Risk of infection
In all types of contact lens wear, microbial keratitis is a risk particularly when wearing contact lenses in water (8,9). However, it is well established that soft contact lens wear is at a higher risk compared to rigid gas-permeable lens wear (10,11). For the irregular astigmatism patient group, rigid contact lens wear is often the only way to obtain clear vision. Taking the risk of loss and displacement into account, a rigid gas permeable scleral lens might be the safest option. To minimize the infection risk, the scleral lens needs to be removed, cleaned and reinserted with preservative-free saline after the dive. Wearing a contact lens reduces the oxygen transmissibility to the eye. A dive lasts 45 minutes on average, and during the dive, oxygen remains in the diving mask because of oxygen breathed out through the nose. Brown and Siegel (1997) calculate that there is ample oxygen in the mask (3.200 µl) for the corneal requirements in that space of time (4). Whether and how oxygen permeability through the scleral lens to the eye is affected during a dive is not yet clear. In practice, my scleral lens patients have not complained of blurred vision during or after a dive.
Generally, more research on diving with scleral lenses is needed to fully establish the risks and benefits of wearing such a lens. However, from our practical experience, scleral lenses seem to be a suitable option for our patients with the correct amount of care taken.
1. Hornsby Models for Estimating the Diver Population of the United States: An Assessment. Archive.rubicon-foundation.org 165-169.
2. Website www.daneurope.org and personal communication.
3. Swieger et al (2013) Improving underwater vision: part 2. Contact Lens Spectrum;28:40-44.
4. Brown MS, Siegel IM (1997) Cornea-contact lens interaction in the aquatic environment. CLAO J;23(4):237-42.
5. Visser ES et al (2007a) Modern scleral lenses part 1;clinical features. Eye & Contact Lens;1,21-5.
6. Visser ES et al (2007b) Modern scleral lenses part 2:patient satisfaction. Eye & Contact Lens;1:21-5.
7. van der Worp E. A guide to scleral lens fitting Version 2.
8. Stapleton et al 2013 the epidemiology of microbial keratitis in silicone hydrogel contact lens wearers. Eye Contact Lens; 39(1):79-85.

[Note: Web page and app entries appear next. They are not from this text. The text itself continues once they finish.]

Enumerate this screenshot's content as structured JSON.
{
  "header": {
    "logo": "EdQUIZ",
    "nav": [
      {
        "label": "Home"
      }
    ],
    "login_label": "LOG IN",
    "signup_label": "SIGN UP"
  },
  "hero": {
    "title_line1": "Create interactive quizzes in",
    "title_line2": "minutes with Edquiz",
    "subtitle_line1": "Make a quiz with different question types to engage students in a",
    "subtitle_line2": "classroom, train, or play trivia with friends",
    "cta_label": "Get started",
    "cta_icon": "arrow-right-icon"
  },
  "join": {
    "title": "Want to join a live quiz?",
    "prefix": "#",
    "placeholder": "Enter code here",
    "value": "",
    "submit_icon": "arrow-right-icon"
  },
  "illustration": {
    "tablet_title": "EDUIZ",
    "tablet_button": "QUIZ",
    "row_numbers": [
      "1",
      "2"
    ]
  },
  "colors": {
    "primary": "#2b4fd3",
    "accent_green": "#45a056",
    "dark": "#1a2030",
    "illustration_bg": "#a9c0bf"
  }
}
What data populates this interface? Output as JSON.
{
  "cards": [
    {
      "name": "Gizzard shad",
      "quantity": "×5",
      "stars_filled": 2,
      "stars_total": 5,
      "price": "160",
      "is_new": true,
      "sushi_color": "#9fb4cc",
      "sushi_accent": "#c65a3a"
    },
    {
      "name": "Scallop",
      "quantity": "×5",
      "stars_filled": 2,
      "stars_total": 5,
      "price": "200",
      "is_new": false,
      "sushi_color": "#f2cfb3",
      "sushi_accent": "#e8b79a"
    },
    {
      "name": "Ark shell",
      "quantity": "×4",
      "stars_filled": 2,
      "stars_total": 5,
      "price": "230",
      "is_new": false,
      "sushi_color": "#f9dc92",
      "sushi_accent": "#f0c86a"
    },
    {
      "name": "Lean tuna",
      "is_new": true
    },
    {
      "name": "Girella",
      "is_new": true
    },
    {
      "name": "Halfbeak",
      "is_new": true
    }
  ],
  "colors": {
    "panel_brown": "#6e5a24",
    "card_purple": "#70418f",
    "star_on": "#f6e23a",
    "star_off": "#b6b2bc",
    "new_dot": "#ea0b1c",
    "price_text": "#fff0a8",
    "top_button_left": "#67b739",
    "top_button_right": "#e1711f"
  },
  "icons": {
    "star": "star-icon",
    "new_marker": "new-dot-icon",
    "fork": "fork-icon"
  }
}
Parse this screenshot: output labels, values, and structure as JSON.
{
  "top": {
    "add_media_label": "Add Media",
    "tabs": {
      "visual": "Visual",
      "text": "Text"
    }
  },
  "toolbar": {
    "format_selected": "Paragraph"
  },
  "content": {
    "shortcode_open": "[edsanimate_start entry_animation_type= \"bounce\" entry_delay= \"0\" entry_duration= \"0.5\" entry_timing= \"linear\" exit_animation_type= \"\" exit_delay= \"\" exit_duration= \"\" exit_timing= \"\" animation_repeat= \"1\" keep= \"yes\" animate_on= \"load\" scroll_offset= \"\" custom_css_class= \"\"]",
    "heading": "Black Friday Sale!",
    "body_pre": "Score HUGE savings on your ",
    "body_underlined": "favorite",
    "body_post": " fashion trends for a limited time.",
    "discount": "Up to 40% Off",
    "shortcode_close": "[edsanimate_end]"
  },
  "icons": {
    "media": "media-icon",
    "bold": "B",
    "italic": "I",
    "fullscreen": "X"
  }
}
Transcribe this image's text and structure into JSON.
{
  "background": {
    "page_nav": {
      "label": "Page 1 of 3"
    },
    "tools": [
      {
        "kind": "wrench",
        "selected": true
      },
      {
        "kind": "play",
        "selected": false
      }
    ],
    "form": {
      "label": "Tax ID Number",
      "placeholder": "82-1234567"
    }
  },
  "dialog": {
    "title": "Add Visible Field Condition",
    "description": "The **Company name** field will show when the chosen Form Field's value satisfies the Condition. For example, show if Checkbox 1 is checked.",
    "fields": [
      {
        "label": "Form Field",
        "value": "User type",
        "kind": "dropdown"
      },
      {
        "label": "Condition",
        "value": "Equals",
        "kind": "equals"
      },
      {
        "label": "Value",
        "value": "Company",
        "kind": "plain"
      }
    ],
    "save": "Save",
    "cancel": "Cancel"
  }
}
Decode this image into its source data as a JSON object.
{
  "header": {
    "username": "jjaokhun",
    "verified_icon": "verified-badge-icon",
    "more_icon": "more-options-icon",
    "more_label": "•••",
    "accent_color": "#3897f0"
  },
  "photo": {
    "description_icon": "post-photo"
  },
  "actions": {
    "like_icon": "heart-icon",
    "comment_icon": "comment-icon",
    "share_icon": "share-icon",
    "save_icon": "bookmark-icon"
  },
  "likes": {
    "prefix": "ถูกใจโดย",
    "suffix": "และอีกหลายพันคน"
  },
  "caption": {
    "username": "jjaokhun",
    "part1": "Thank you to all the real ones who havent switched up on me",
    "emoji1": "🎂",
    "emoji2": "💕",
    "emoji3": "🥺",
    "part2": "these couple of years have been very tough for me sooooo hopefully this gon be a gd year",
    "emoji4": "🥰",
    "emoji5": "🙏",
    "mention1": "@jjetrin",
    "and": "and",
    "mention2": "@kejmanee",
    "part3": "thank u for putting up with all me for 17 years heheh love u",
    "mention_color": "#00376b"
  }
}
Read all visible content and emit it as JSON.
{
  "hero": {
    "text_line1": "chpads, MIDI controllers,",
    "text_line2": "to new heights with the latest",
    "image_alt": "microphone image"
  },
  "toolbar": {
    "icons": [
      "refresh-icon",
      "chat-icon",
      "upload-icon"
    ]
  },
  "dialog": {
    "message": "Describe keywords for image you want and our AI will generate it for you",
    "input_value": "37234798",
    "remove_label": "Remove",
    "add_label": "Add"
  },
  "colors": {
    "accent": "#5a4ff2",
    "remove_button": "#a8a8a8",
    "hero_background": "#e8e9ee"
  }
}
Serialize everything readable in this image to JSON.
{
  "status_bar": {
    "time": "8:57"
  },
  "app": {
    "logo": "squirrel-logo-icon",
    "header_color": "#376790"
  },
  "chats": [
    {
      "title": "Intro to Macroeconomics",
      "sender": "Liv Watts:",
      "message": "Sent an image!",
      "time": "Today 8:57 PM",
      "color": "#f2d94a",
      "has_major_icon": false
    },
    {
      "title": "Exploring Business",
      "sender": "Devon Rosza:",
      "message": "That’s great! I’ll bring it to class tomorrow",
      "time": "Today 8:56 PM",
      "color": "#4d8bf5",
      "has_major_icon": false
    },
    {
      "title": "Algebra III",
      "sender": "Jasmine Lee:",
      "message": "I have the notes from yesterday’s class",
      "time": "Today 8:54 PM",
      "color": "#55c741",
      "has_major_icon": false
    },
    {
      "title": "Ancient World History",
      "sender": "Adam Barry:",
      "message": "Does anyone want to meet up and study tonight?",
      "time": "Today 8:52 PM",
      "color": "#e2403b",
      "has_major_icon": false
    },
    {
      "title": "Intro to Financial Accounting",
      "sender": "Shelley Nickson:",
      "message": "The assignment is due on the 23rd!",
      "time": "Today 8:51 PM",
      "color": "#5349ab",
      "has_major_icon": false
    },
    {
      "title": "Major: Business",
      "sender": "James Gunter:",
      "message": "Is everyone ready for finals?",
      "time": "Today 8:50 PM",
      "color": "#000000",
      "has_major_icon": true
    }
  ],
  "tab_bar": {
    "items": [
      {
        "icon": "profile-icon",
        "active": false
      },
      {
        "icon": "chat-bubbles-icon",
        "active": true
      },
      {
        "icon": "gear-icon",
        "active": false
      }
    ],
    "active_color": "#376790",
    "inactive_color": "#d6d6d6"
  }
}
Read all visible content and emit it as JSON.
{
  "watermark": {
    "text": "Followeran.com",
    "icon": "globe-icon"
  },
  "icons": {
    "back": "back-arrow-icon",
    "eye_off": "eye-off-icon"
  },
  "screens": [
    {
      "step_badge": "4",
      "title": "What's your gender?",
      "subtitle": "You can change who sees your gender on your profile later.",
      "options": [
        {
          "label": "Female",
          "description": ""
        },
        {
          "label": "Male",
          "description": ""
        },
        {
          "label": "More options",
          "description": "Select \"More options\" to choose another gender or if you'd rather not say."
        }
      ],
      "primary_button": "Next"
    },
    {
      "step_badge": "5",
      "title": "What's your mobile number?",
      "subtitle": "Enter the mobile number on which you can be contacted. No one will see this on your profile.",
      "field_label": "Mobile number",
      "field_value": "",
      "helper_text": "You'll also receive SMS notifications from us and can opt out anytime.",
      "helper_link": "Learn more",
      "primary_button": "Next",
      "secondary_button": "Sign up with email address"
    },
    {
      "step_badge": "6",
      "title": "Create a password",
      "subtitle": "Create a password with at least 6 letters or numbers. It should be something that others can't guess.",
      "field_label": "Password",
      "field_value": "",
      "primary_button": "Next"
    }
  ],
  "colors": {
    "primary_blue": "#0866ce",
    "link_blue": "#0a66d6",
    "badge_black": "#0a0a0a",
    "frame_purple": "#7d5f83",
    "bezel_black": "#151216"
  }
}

9. Lindsay RG et al (2007) Acanthamoeba keratitis and contact lens wear. Clin Exp Optom;90(5):351-60.
10. Stapleton F et al (1993) Risk factors with contact lens related suppurative keratitis. CLAO J;19(4):204-10.
11. Poggio EC et al (1989) The incidence of ulcerative keratitis among users of daily-wear and extended-wear soft contact lenses. N Engl J Med 21;321(12):779-83.
This article was published in I-site, Octobre 2016. Link to the article.